MIDAS resolves this issue by maintaining documentation in a central repository. All FIs are granted a unique and secure view into the platform, and will be able to access and verify that the documentation is on file for each omnibus participant. Such centralization eliminates the issue of document redundancy and provides a ‘master copy’ to ensure that all investor information remains consistent throughout the custody chain.


Customized Views

Each user type will experience a different view upon logging into the portal. For instance, a tax authority performing an audit can look through all omnibus accounts to ensure all necessary documentation is present for all investors. By contrast, the omnibus account manager can similarly verify requirements without seeing information of any omnibus accounts up or downstream. Such flexible, multi-faceted permissioning ensures that the original purposes of the omnibus account—cost efficiency and secrecy maintenance—are upheld without depriving investors of their tax entitlements.



The Ubiquitous Omnibus

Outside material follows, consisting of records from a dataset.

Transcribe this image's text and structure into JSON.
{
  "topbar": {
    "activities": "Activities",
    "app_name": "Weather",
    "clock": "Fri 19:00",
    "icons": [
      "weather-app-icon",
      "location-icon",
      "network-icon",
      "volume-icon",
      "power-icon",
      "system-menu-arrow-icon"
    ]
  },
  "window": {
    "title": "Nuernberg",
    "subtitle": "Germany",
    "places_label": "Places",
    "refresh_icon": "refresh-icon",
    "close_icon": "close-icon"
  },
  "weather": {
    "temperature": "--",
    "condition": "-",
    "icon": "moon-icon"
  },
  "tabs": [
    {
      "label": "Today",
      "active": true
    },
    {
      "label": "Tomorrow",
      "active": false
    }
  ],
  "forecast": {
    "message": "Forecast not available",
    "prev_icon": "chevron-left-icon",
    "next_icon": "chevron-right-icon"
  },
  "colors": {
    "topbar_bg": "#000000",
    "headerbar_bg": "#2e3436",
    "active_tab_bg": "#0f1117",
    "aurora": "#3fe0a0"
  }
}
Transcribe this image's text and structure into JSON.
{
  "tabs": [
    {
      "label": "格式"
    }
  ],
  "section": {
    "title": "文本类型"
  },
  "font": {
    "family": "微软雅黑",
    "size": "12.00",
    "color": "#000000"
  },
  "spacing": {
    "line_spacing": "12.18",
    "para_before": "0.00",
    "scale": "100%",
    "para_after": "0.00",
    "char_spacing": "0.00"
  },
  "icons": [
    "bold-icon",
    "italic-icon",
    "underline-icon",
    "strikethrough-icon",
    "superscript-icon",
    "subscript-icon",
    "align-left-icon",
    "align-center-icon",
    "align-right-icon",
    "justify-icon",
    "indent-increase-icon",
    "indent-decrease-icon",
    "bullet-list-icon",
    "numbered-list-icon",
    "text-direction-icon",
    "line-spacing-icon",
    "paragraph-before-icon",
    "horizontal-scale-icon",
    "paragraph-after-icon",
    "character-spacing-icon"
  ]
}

Due to their cost advantages and utility, omnibus accounts are likely not going away any time soon. As a result, it is vital to find a solution that balances the requirements of all parties—custodians, tax authorities, withholding agents, and investors. In the complicated world of tax recovery. MIDAS is that solution.